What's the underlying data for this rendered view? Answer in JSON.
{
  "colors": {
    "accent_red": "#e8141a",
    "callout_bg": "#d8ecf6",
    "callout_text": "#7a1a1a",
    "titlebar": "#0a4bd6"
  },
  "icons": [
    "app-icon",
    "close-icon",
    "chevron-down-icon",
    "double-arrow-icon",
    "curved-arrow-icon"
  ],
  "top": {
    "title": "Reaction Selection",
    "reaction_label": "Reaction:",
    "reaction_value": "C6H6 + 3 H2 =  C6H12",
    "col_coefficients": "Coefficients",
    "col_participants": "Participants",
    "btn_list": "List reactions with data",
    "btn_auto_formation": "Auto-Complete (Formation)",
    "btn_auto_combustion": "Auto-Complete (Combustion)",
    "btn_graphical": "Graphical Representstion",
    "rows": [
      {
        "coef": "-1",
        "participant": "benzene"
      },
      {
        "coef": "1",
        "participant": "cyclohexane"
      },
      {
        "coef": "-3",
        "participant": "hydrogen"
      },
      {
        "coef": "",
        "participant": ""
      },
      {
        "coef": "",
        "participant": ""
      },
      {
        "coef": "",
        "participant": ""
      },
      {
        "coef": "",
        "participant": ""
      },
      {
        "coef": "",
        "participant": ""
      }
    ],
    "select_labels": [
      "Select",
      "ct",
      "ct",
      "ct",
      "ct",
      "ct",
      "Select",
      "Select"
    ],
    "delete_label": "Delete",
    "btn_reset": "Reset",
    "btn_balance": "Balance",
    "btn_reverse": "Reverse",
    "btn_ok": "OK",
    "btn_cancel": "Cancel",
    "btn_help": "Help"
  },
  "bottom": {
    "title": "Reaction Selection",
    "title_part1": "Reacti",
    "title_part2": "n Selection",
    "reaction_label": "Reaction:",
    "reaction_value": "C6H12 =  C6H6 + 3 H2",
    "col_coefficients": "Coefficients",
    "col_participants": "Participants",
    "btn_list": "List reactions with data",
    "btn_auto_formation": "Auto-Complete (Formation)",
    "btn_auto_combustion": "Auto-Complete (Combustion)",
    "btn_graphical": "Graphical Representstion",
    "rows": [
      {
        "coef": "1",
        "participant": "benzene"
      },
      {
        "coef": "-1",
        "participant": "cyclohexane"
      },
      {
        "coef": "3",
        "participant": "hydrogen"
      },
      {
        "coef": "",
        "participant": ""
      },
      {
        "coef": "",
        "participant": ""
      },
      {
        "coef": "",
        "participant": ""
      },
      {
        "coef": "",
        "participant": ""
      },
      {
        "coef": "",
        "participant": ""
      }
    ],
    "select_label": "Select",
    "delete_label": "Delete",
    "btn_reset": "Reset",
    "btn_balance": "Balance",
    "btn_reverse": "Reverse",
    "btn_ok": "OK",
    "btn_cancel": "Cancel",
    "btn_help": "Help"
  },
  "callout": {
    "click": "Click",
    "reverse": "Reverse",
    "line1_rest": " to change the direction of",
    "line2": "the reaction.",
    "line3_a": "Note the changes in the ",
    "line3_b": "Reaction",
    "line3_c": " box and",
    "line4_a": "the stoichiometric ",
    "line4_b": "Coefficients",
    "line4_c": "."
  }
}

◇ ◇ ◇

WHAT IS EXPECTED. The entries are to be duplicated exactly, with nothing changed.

EXERCISE SOLUTION.
What's the underlying data for this rendered view? Answer in JSON.
{
  "colors": {
    "accent_red": "#e8141a",
    "callout_bg": "#d8ecf6",
    "callout_text": "#7a1a1a",
    "titlebar": "#0a4bd6"
  },
  "icons": [
    "app-icon",
    "close-icon",
    "chevron-down-icon",
    "double-arrow-icon",
    "curved-arrow-icon"
  ],
  "top": {
    "title": "Reaction Selection",
    "reaction_label": "Reaction:",
    "reaction_value": "C6H6 + 3 H2 =  C6H12",
    "col_coefficients": "Coefficients",
    "col_participants": "Participants",
    "btn_list": "List reactions with data",
    "btn_auto_formation": "Auto-Complete (Formation)",
    "btn_auto_combustion": "Auto-Complete (Combustion)",
    "btn_graphical": "Graphical Representstion",
    "rows": [
      {
        "coef": "-1",
        "participant": "benzene"
      },
      {
        "coef": "1",
        "participant": "cyclohexane"
      },
      {
        "coef": "-3",
        "participant": "hydrogen"
      },
      {
        "coef": "",
        "participant": ""
      },
      {
        "coef": "",
        "participant": ""
      },
      {
        "coef": "",
        "participant": ""
      },
      {
        "coef": "",
        "participant": ""
      },
      {
        "coef": "",
        "participant": ""
      }
    ],
    "select_labels": [
      "Select",
      "ct",
      "ct",
      "ct",
      "ct",
      "ct",
      "Select",
      "Select"
    ],
    "delete_label": "Delete",
    "btn_reset": "Reset",
    "btn_balance": "Balance",
    "btn_reverse": "Reverse",
    "btn_ok": "OK",
    "btn_cancel": "Cancel",
    "btn_help": "Help"
  },
  "bottom": {
    "title": "Reaction Selection",
    "title_part1": "Reacti",
    "title_part2": "n Selection",
    "reaction_label": "Reaction:",
    "reaction_value": "C6H12 =  C6H6 + 3 H2",
    "col_coefficients": "Coefficients",
    "col_participants": "Participants",
    "btn_list": "List reactions with data",
    "btn_auto_formation": "Auto-Complete (Formation)",
    "btn_auto_combustion": "Auto-Complete (Combustion)",
    "btn_graphical": "Graphical Representstion",
    "rows": [
      {
        "coef": "1",
        "participant": "benzene"
      },
      {
        "coef": "-1",
        "participant": "cyclohexane"
      },
      {
        "coef": "3",
        "participant": "hydrogen"
      },
      {
        "coef": "",
        "participant": ""
      },
      {
        "coef": "",
        "participant": ""
      },
      {
        "coef": "",
        "participant": ""
      },
      {
        "coef": "",
        "participant": ""
      },
      {
        "coef": "",
        "participant": ""
      }
    ],
    "select_label": "Select",
    "delete_label": "Delete",
    "btn_reset": "Reset",
    "btn_balance": "Balance",
    "btn_reverse": "Reverse",
    "btn_ok": "OK",
    "btn_cancel": "Cancel",
    "btn_help": "Help"
  },
  "callout": {
    "click": "Click",
    "reverse": "Reverse",
    "line1_rest": " to change the direction of",
    "line2": "the reaction.",
    "line3_a": "Note the changes in the ",
    "line3_b": "Reaction",
    "line3_c": " box and",
    "line4_a": "the stoichiometric ",
    "line4_b": "Coefficients",
    "line4_c": "."
  }
}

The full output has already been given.